There are many free bluebird box plans available on the Internet. You can also contact your local Cooperative Extension Service office and ask if they have plans.
Bluebirds prefer a mixture of open grasslands and scattered trees, so they are often called a forest “edge” species. Appropriate bluebird grassland habitat consists of open meadows, pastures, yards, cemeteries, parks, and highway right-of-ways. In summer, in these habitats, they consume grasshoppers, flying insects, beetles, and caterpillars during short foraging frays to the ground from an elevated perch.
In the Bluegrass region of Kentucky, the birds prefer a wooden box and seldom nest in milk cartons or soda bottles. Birds in this region prefer the wooden box to have a slot-type entrance (the Kentucky Bluebird Box). Use the slot entrance box if you have problems with starlings or house sparrows nesting in the box. Mount nest boxes on fence posts, metal posts, trees, utility poles, buildings, or fences 3 to 5 feet above the ground. The preferred mounting site is a metal post.

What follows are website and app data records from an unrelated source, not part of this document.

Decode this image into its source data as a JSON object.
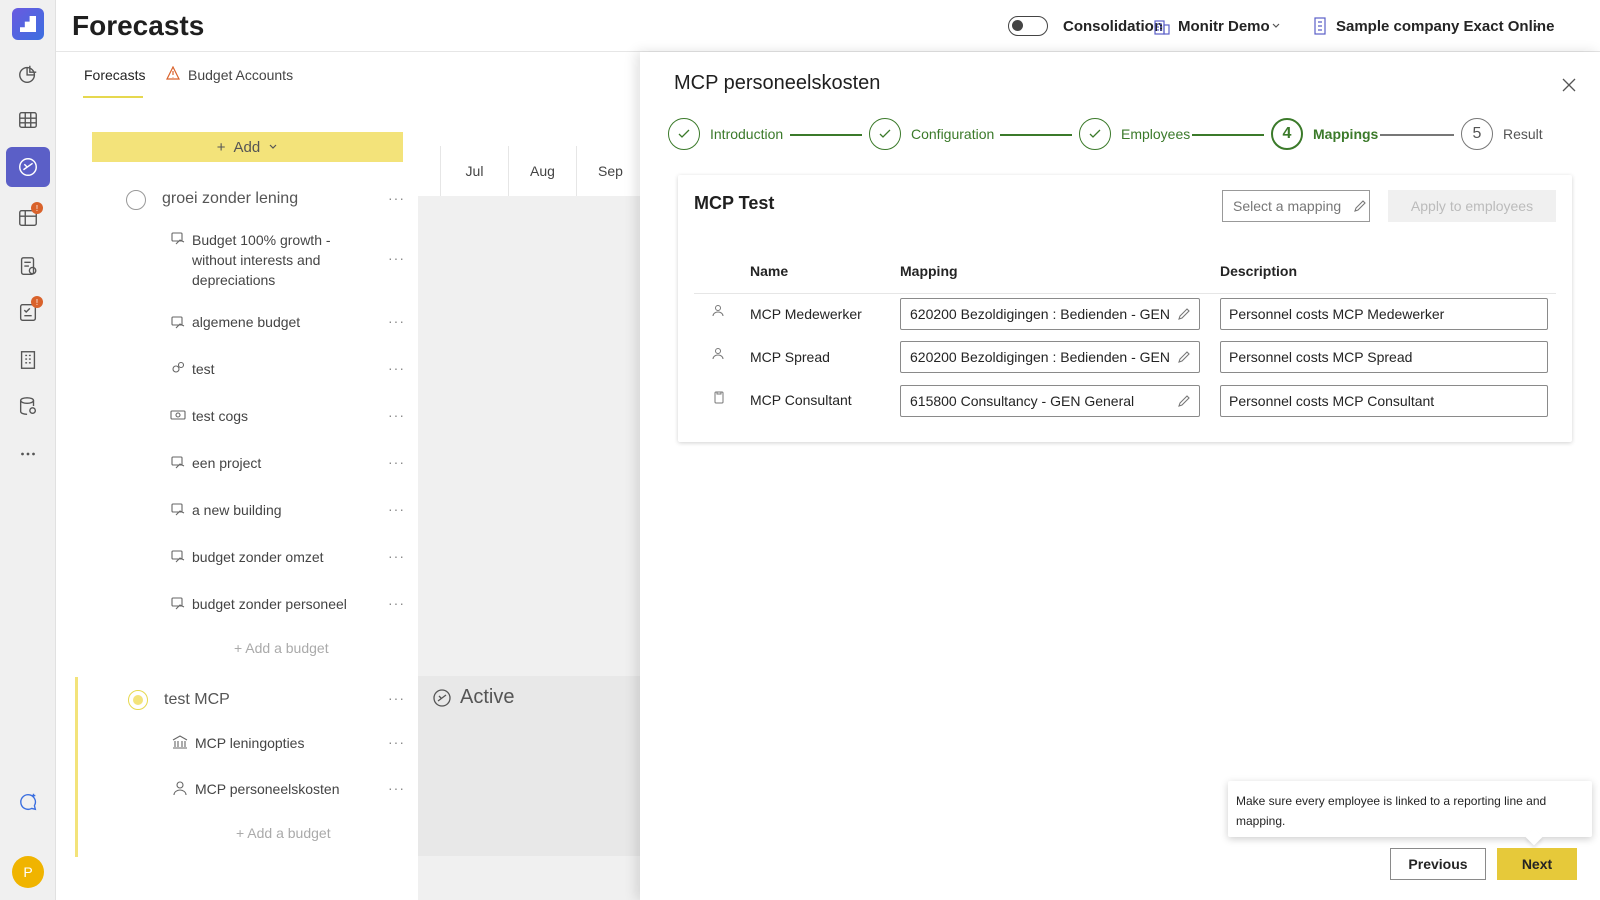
{
  "app": {
    "page_title": "Forecasts",
    "consolidation_label": "Consolidation",
    "org_name": "Monitr Demo",
    "company_name": "Sample company Exact Online",
    "avatar_initial": "P"
  },
  "rail": {
    "items": [
      "dashboard-icon",
      "grid-icon",
      "forecast-icon",
      "table-alert-icon",
      "report-add-icon",
      "checklist-alert-icon",
      "building-icon",
      "database-icon",
      "more-icon"
    ],
    "bottom": [
      "chat-sparkle-icon"
    ],
    "accent": "#5b5fc7"
  },
  "tabs": [
    {
      "label": "Forecasts"
    },
    {
      "label": "Budget Accounts"
    }
  ],
  "list": {
    "add_label": "Add",
    "group1": {
      "label": "groei zonder lening"
    },
    "budgets1": [
      {
        "label": "Budget 100% growth - without interests and depreciations"
      },
      {
        "label": "algemene budget"
      },
      {
        "label": "test"
      },
      {
        "label": "test cogs"
      },
      {
        "label": "een project"
      },
      {
        "label": "a new building"
      },
      {
        "label": "budget zonder omzet"
      },
      {
        "label": "budget zonder personeel"
      }
    ],
    "add_budget_label": "Add a budget",
    "group2": {
      "label": "test MCP"
    },
    "budgets2": [
      {
        "label": "MCP leningopties"
      },
      {
        "label": "MCP personeelskosten"
      }
    ],
    "more": "···"
  },
  "timeline": {
    "months": [
      "Jul",
      "Aug",
      "Sep"
    ],
    "status": "Active"
  },
  "panel": {
    "title": "MCP personeelskosten",
    "steps": [
      {
        "label": "Introduction",
        "state": "done"
      },
      {
        "label": "Configuration",
        "state": "done"
      },
      {
        "label": "Employees",
        "state": "done"
      },
      {
        "label": "Mappings",
        "number": "4",
        "state": "current"
      },
      {
        "label": "Result",
        "number": "5",
        "state": "future"
      }
    ],
    "card": {
      "title": "MCP Test",
      "select_placeholder": "Select a mapping",
      "apply_label": "Apply to employees",
      "columns": [
        "Name",
        "Mapping",
        "Description"
      ],
      "rows": [
        {
          "icon": "person-icon",
          "name": "MCP Medewerker",
          "mapping": "620200 Bezoldigingen : Bedienden - GEN",
          "description": "Personnel costs MCP Medewerker"
        },
        {
          "icon": "person-icon",
          "name": "MCP Spread",
          "mapping": "620200 Bezoldigingen : Bedienden - GEN",
          "description": "Personnel costs MCP Spread"
        },
        {
          "icon": "clipboard-icon",
          "name": "MCP Consultant",
          "mapping": "615800 Consultancy - GEN General",
          "description": "Personnel costs MCP Consultant"
        }
      ]
    },
    "tooltip": "Make sure every employee is linked to a reporting line and mapping.",
    "previous_label": "Previous",
    "next_label": "Next",
    "success_color": "#3b7a2a",
    "primary_color": "#e6c93a"
  }
}
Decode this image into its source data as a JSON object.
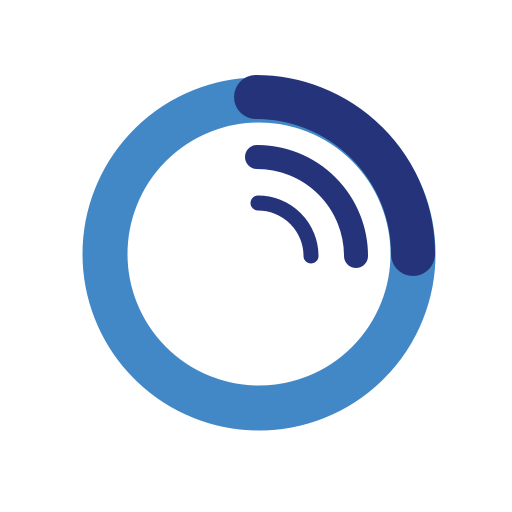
{
  "logo": {
    "icon": "signal-ring-icon",
    "colors": {
      "background": "#ffffff",
      "ring": "#4288c7",
      "accent": "#24337a"
    },
    "progress_fraction": 0.25
  }
}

Many free plans for building bird houses can be found at Building birdhouses. Region-specific plans for bluebird boxes have been published by the North American Bluebird Society and can be downloaded at Bluebird Society.